Urban gun violence
Concentrated areas of gun violence create a cycle that doubles the probability that a young person will commit a violent act within two years, according to the Giffords Law Center — particularly in urban communities of color across the U.S. which are most impacted by gun homicide. I support consistent federal funding for community-based intervention programs that are proven to break this cycle of violence.
Repeal the Protection of Lawful Commerce in Arms Act (PLCAA)
The Brady Campaign notes that for the last decade, the gun industry has enjoyed legal protection not afforded to any other industry in America, facilitating countless deaths and mass shootings with total impunity “What is good for the gun lobby has proven to be bad for families across the country who are denied justice from the very industry that is responsible for 33,000 American deaths every year,” according to the Giffords Law Center. We need to put an end to that injustice and protect consumer and individual rights. I support repeal of PLCAA.
Bringing back the 1994 Assault Weapons Ban
From 1994 to 2004, the federal government banned semi-automatic assault rifles, including the AR-15, which was used in the Parkland, Las Vegas, Pulse Nightclub, and Sandy Hook shootings. Every man, woman, and child in this country is safer when weapons of mass destruction such as the AR-15 cannot be purchased in the United States. I support legislation that outlaws the purchase, sale, and possession of assault rifles.
During the 10 years the ban was in effect, this country averaged 1.6 mass shootings per year. From 2005 to 2015, the number of mass shootings per year increased to over 4 per year according to data compiled by the Huffington Post. Similarly, The Washington Post found that while the ban was in effect, the number of mass shootings in the United States was 12, resulting in 89 deaths. From 2004 to 2014 the number increased to 34 incidents with 304 deaths. The death toll will continue to grow the longer Congress bows to the demands of the gun lobby and refuses to take desperately needed action.
After the Oklahoma City Bombing, the government banned large quantities of ammonium nitrate fertilizer and no terror attacks using that compound have happened since. Most weapons used to commit crimes are purchased lawfully. It is time for common sense laws, it is time for action, and it is time to return to policy that works.

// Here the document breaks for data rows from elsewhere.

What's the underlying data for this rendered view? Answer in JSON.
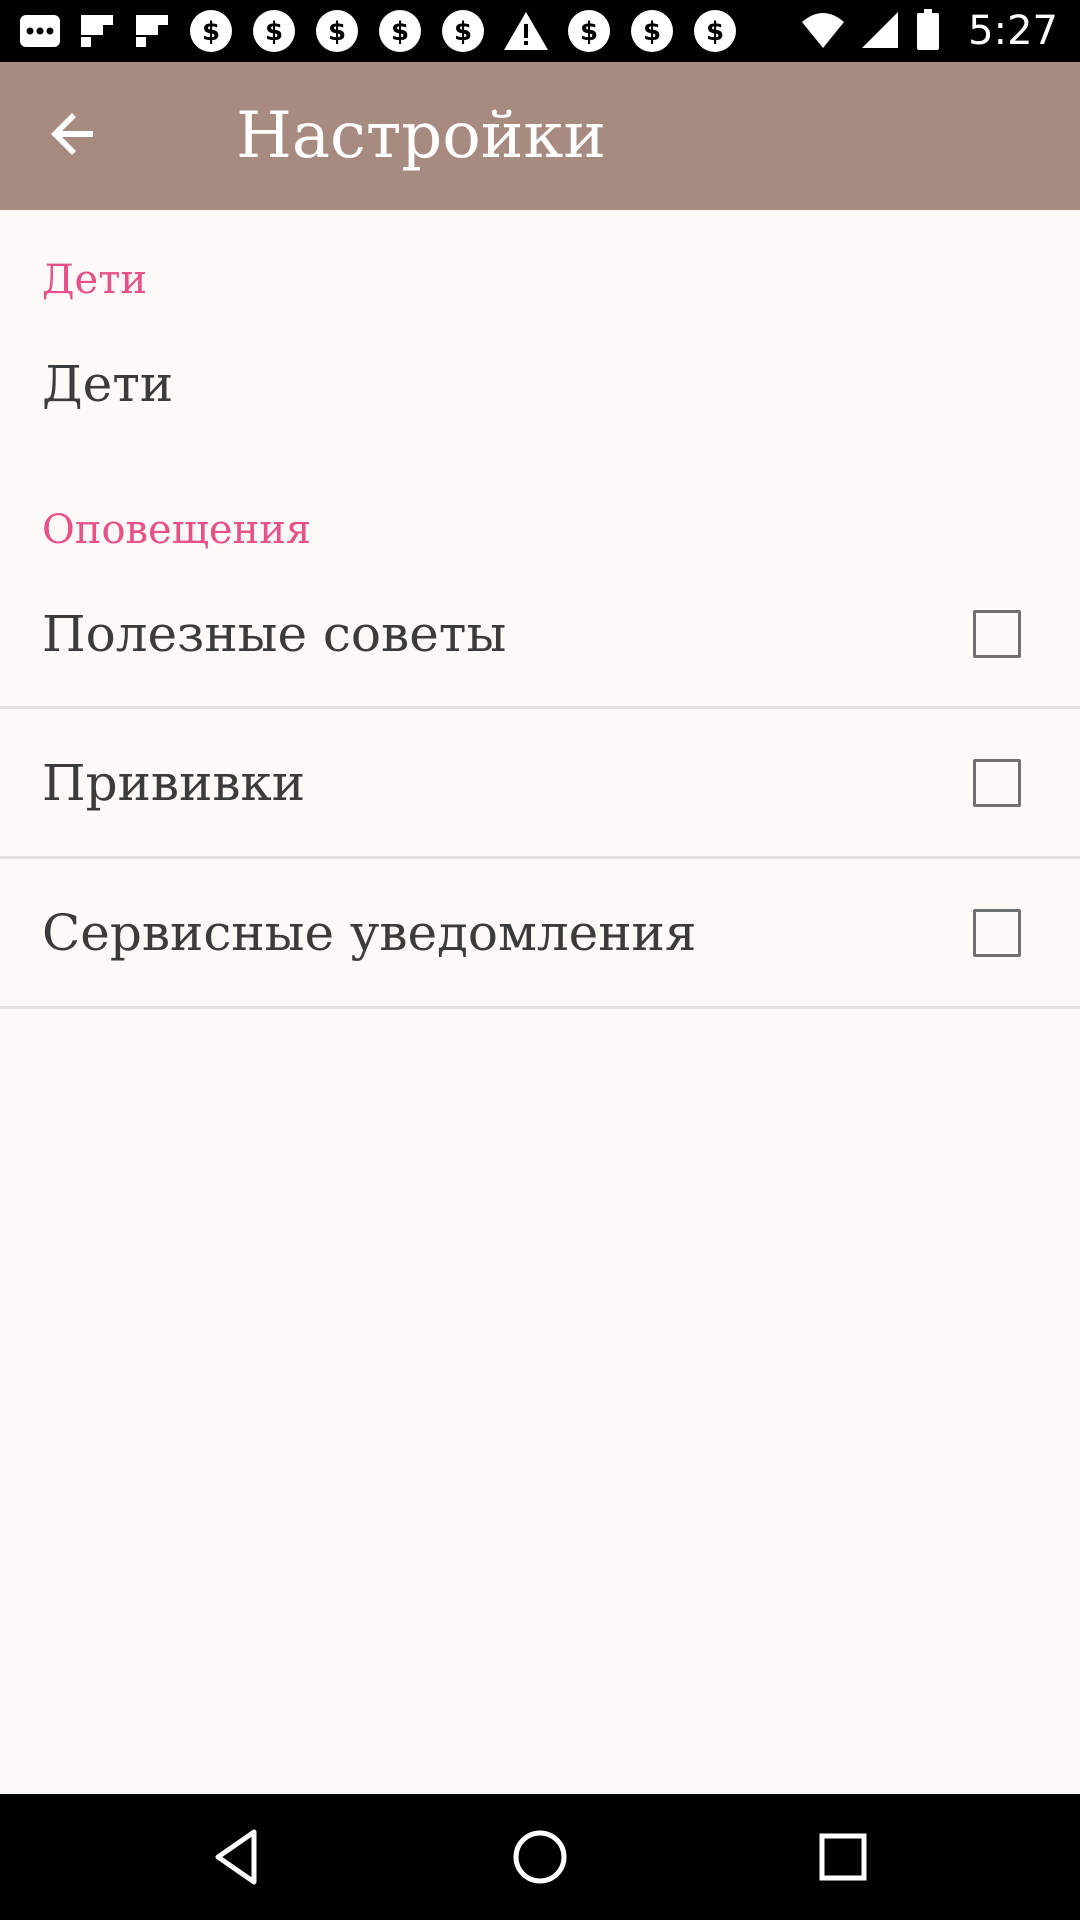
{
  "status_bar": {
    "time": "5:27",
    "icons": [
      "more-icon",
      "flipboard-icon",
      "flipboard-icon",
      "dollar-icon",
      "dollar-icon",
      "dollar-icon",
      "dollar-icon",
      "dollar-icon",
      "warning-icon",
      "dollar-icon",
      "dollar-icon",
      "dollar-icon"
    ],
    "system_icons": [
      "wifi-icon",
      "signal-icon",
      "battery-icon"
    ]
  },
  "app_bar": {
    "back_icon": "arrow-back-icon",
    "title": "Настройки",
    "background_color": "#a78b81"
  },
  "sections": [
    {
      "header": "Дети",
      "items": [
        {
          "title": "Дети"
        }
      ]
    },
    {
      "header": "Оповещения",
      "items": [
        {
          "title": "Полезные советы",
          "checked": false
        },
        {
          "title": "Прививки",
          "checked": false
        },
        {
          "title": "Сервисные уведомления",
          "checked": false
        }
      ]
    }
  ],
  "accent_color": "#e75089",
  "nav_bar": {
    "buttons": [
      "back-triangle-icon",
      "home-circle-icon",
      "recents-square-icon"
    ]
  }
}
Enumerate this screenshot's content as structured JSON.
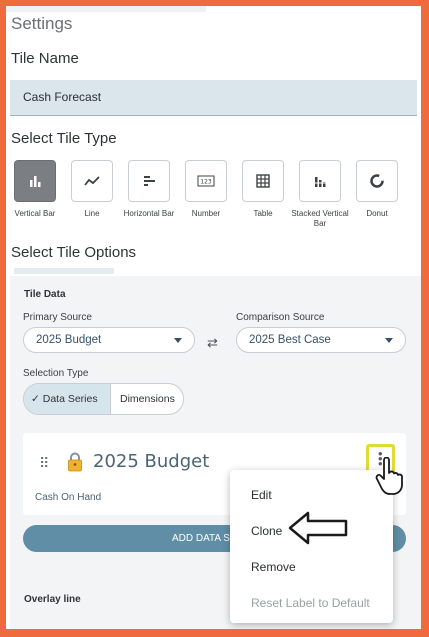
{
  "settings": {
    "title": "Settings"
  },
  "tile_name": {
    "heading": "Tile Name",
    "value": "Cash Forecast"
  },
  "tile_type": {
    "heading": "Select Tile Type",
    "types": [
      {
        "label": "Vertical Bar",
        "icon": "vertical-bar-icon",
        "selected": true
      },
      {
        "label": "Line",
        "icon": "line-chart-icon",
        "selected": false
      },
      {
        "label": "Horizontal Bar",
        "icon": "horizontal-bar-icon",
        "selected": false
      },
      {
        "label": "Number",
        "icon": "number-icon",
        "selected": false
      },
      {
        "label": "Table",
        "icon": "table-icon",
        "selected": false
      },
      {
        "label": "Stacked Vertical Bar",
        "icon": "stacked-bar-icon",
        "selected": false
      },
      {
        "label": "Donut",
        "icon": "donut-icon",
        "selected": false
      }
    ]
  },
  "tile_options": {
    "heading": "Select Tile Options",
    "tile_data_heading": "Tile Data",
    "primary_source": {
      "label": "Primary Source",
      "value": "2025 Budget"
    },
    "comparison_source": {
      "label": "Comparison Source",
      "value": "2025 Best Case"
    },
    "swap_icon": "swap-arrows-icon",
    "selection_type": {
      "label": "Selection Type",
      "options": [
        "Data Series",
        "Dimensions"
      ],
      "selected": "Data Series"
    },
    "series_card": {
      "title": "2025 Budget",
      "subtitle": "Cash On Hand",
      "lock_icon": "lock-icon"
    },
    "add_button_label": "ADD DATA S",
    "overlay_heading": "Overlay line"
  },
  "context_menu": {
    "items": [
      {
        "label": "Edit",
        "disabled": false
      },
      {
        "label": "Clone",
        "disabled": false
      },
      {
        "label": "Remove",
        "disabled": false
      },
      {
        "label": "Reset Label to Default",
        "disabled": true
      }
    ]
  },
  "colors": {
    "border": "#ef6a3c",
    "selected_tile": "#7b7f84",
    "primary_button": "#5f8ea6",
    "highlight": "#e1db3a",
    "accent_text": "#4c6476"
  }
}
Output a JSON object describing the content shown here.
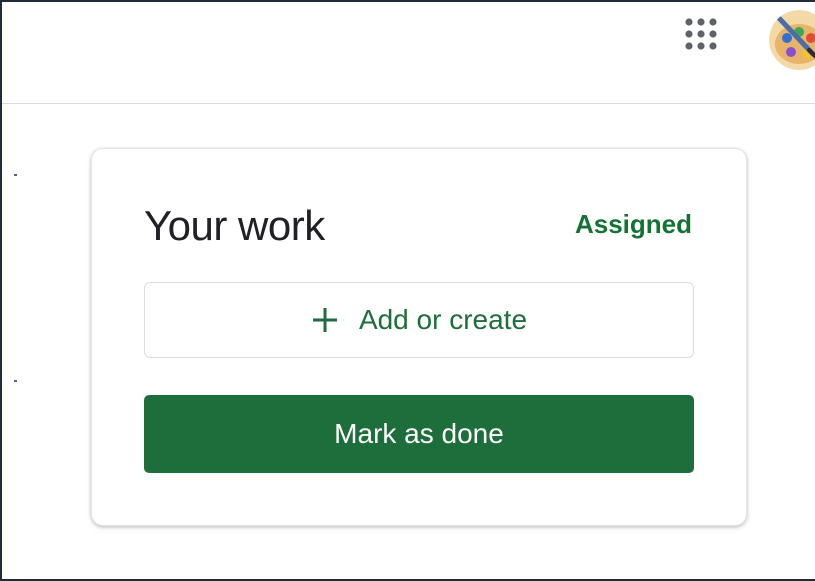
{
  "header": {
    "apps_icon": "apps-grid-icon",
    "avatar_icon": "palette-avatar"
  },
  "work_card": {
    "title": "Your work",
    "status": "Assigned",
    "add_button_label": "Add or create",
    "add_icon": "plus-icon",
    "done_button_label": "Mark as done"
  },
  "colors": {
    "accent_green": "#1e6e3b",
    "status_green": "#137333",
    "title_text": "#202124",
    "border": "#dadce0",
    "frame": "#1f2a3a"
  }
}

The federal government has the responsibility to provide for the common defense by standing up to the NRA, whose money funds murder.
Government buy-back programs
I support statewide gun buy-back and amnesty programs. Illegal firearm possession is a serious issue and accounts for a significant portion of gun violence and related crime across the country. Those who turn their guns over to their local governments should receive the market value of their firearm in return, with no questions asked, and the guns will be destroyed. These programs have taken place in Massachusetts, Arizona, California, Maryland, Michigan, New Jersey and Washington, and have removed thousands of deadly firearms from our communities.
I would support legislation that created a grace period in which the federal government would be responsible for buying all semi-automatic weapons from current gun owners. At the end of this period, owning an assault rifle without a special permit for approved dealers and collectors would be considered a felony.
Banning Bump Stocks
In Massachusetts, we banned bump stocks — attachments that enable semi automatic rifles to fire faster — after the horrific shooting at Las Vegas because it was just common sense. Bump stocks serve no other purpose than to inflict as much damage as possible. I will bring the common sense approach of Massachusetts to Washington by supporting a universal ban on bump stocks.